History has shown us that black grouse and commercial forestry do not make good bedfellows. The huge population crashes of the seventies and eighties in southern Scotland coincided precisely with the birth of expansive sitka spruce plantations, and it would be hard to imagine a better way of destroying quality habitat than by draining it and planting it with millions of foreign trees which are used to make low quality wood pulp.
Despite the best efforts of public and private forestry workers who consciously tried to stamp black grouse out of existence because they were damaging the new trees, a few birds survived the onslaught. These small colonies of birds now hang around commercial woodlands in Lanarkshire, Wales, the Borders and Galloway as something of a pathetic reminder of just what it has cost Britain to produce moderate quality trees.

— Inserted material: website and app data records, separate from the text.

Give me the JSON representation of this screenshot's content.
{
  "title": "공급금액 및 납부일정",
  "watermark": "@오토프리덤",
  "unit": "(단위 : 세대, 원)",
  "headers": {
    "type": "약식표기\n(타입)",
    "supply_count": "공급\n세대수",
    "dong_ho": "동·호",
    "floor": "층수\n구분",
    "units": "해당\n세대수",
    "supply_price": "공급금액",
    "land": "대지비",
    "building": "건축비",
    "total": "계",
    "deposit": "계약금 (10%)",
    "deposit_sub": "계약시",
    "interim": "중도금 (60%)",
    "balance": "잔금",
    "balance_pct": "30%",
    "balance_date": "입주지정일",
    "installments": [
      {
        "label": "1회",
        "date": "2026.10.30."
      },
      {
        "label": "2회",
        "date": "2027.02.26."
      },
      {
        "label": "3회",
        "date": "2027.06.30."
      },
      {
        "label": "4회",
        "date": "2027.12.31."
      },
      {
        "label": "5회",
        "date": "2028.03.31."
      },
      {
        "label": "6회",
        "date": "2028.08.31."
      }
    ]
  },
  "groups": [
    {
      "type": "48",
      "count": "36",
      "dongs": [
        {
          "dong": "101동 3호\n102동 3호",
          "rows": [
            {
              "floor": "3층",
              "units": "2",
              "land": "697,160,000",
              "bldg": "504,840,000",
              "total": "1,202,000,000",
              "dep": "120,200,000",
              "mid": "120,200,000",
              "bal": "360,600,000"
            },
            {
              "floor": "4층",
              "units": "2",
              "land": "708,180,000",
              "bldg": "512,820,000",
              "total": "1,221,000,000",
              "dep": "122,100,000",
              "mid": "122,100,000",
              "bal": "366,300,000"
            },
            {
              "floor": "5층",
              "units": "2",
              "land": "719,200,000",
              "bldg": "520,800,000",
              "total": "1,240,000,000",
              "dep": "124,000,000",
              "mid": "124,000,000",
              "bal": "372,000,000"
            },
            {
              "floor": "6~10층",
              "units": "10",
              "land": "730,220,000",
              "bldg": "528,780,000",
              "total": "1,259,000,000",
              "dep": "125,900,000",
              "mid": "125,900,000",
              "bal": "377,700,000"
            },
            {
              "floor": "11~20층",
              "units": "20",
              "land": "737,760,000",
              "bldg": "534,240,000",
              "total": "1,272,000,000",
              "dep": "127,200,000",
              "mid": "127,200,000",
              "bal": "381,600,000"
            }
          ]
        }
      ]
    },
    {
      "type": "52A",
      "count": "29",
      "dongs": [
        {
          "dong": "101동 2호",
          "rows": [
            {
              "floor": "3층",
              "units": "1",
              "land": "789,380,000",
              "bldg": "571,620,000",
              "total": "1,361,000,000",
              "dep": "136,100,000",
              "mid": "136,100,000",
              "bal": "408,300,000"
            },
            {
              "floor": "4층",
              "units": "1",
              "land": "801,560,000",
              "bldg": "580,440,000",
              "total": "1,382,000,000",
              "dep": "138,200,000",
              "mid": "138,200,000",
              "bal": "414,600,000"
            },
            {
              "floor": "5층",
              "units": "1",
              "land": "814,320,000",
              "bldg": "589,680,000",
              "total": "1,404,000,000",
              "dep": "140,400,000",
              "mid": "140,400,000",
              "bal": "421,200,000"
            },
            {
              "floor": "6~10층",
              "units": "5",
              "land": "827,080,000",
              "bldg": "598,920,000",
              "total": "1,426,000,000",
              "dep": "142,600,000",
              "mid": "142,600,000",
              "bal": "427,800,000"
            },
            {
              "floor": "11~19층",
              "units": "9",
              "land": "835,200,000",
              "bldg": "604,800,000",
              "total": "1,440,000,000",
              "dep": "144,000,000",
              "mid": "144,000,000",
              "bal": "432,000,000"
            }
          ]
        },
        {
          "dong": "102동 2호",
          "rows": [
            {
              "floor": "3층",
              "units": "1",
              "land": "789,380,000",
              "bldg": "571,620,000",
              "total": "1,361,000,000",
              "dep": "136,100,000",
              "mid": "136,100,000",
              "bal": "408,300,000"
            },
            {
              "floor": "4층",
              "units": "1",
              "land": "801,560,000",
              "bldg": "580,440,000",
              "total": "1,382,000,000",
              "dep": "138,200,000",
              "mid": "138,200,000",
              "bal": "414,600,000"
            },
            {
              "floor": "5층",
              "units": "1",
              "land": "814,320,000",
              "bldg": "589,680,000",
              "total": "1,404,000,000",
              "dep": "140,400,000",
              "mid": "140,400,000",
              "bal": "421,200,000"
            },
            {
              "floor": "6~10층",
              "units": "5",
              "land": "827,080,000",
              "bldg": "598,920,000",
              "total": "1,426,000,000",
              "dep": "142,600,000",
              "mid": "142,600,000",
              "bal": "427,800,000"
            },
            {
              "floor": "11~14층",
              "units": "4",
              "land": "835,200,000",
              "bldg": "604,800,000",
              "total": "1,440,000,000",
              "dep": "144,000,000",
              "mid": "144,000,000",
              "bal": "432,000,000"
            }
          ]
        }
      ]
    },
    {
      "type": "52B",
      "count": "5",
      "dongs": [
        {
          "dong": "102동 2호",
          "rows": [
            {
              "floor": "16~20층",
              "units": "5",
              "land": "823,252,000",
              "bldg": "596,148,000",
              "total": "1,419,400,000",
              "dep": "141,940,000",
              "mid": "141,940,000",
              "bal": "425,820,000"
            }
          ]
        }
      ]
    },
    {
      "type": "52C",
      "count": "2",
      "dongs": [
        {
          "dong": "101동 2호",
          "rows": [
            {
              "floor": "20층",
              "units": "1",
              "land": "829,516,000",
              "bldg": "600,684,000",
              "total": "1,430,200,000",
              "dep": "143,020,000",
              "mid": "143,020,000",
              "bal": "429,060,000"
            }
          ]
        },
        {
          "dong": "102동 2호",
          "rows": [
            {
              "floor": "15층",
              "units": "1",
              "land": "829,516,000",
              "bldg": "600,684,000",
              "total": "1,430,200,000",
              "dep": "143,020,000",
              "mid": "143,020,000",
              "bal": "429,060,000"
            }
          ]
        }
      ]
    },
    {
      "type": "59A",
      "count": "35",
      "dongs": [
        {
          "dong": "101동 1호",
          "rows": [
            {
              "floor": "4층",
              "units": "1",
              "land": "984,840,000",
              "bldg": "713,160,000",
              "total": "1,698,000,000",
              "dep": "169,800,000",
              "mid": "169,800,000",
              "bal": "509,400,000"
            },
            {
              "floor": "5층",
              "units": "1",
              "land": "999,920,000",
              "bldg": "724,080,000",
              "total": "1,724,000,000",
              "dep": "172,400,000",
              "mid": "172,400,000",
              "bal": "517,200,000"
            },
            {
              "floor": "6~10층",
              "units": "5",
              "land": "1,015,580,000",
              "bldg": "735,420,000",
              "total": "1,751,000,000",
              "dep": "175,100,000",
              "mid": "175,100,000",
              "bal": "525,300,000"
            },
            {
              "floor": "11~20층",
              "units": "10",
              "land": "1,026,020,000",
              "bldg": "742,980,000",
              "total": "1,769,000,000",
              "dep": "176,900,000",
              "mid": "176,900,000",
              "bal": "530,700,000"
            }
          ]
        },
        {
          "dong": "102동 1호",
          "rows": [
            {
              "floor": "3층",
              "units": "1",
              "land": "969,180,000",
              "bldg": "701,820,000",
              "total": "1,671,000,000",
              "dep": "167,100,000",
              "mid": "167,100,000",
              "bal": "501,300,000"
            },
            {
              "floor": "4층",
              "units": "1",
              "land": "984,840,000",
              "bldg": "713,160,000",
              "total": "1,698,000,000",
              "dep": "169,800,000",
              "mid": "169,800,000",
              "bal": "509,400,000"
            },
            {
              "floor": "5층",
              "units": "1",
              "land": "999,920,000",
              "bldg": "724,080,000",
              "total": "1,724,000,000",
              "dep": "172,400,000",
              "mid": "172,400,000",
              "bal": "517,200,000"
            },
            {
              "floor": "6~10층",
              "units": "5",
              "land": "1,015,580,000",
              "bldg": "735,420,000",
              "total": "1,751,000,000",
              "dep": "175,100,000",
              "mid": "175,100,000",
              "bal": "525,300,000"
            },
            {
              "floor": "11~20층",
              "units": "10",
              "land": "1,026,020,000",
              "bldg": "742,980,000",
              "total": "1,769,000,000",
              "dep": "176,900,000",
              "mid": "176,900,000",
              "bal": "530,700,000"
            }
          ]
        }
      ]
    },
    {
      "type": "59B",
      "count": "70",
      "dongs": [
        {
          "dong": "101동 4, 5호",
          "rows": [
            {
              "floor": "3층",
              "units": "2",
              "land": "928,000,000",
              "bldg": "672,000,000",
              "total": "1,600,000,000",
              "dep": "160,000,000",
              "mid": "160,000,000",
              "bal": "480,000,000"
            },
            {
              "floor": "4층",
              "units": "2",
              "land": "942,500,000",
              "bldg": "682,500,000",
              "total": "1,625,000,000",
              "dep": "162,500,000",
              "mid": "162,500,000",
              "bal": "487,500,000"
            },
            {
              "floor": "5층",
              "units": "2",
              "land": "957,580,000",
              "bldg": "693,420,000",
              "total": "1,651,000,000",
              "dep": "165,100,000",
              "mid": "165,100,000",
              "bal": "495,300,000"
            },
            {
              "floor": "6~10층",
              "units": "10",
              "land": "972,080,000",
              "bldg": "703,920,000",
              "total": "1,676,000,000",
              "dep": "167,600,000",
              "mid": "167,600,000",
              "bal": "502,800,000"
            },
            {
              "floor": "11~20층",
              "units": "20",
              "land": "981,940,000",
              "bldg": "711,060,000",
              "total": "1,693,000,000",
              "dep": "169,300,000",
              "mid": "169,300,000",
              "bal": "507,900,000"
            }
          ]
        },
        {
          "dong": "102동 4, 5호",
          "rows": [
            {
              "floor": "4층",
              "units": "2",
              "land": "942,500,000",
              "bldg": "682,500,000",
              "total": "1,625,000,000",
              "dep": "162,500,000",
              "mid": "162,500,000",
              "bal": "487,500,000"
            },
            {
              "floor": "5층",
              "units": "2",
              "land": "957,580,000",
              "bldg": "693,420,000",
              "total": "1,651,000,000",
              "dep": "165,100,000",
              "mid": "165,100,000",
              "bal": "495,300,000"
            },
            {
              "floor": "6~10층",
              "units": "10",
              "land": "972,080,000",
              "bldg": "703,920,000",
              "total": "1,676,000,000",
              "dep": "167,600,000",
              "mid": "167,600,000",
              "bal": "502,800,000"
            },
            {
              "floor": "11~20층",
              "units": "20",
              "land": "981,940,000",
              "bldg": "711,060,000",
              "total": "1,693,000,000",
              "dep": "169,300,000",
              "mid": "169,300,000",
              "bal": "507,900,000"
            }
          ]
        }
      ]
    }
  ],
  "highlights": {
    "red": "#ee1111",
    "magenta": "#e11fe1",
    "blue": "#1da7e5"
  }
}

There are now a handful of tiny, pathetic leks where there were once huge, healthy populations of birds, and in an odd turn of events, the same organisations which caused such damage have now started to half-heartedly endorse the birds as symbols of woodland conservation.
The Forestry Commission and the RSPB are frequently seen in each others’ pockets, and the two are now working together in a number of locations to promote the cause of black grouse.
I’ve written on this blog before about just how perfectly useless mature sitka spruce are to black grouse, but because sitka spruces are the name of the game for the foresters, these conservation attempts tend to happen in the vicinity of those trees – an attempt to knit conservation into industry which increasingly seems like more of a token gesture than a real dedicated attempt to improve the situation.
Even in the last three years, the big leks of the Galloway Forest Park have dwindled ever further, and two of the leks I used to go and see have now become totally defunct. To perpetuate the conservation project, the Forestry Commission claims that the Galloway Forest Park has the biggest population of black grouse in southern Scotland (which is totally false), but is faced with the increasing problem of being unable to show them off.
This is largely to do with the presence of 210 million non-native trees, but also has to do with a thriving population of foxes, goshawks, buzzards, peregrines, stoats, mink, badgers, pine martens, crows, ravens and weasels. It’s interesting in this light to realise that after spending a great deal of money on a black grouse “viewing platform” complete with patronising “interpretation boards” overlooking what was a large lek site in the Galloway Forest Park, the Forestry Commission (in partnership with the RSPB) seem to have invested in an unlikely insurance policy. They employ a gamekeeper.
The man in question is responsible for trapping crows, stoats and mink, and the presence of a lamping torch mounted on the roof of his 4×4 would suggest that he also trades in foxes. He’s not given official recognition or provided with charity branded clothing or vehicles, but he certainly does receive money in return for killing predators on a part-time basis.
The manager of the Galloway Forest Park has told me “face to face” that no predator control takes place in the forest, and there is no mention of predator control anywhere in the Forestry Commission’s literature. It’s certainly not mentioned on the brightly coloured RSPB endorsed “interpretation panels”, but it is happening. If it wasn’t, the viewing platform would have very little to “view” except empty moorland.
It’s too easy to crow over their hypocrisy and say that gamekeepers were right all along. It’s better to let the secret out of the bag in the hope that other conservation projects will see that controlling predators is a vital part of black grouse conservation. You can’t do it on habitat management alone, and in the case of commercial woodland, you can’t do it at all unless you’ve got a keeper on the ground.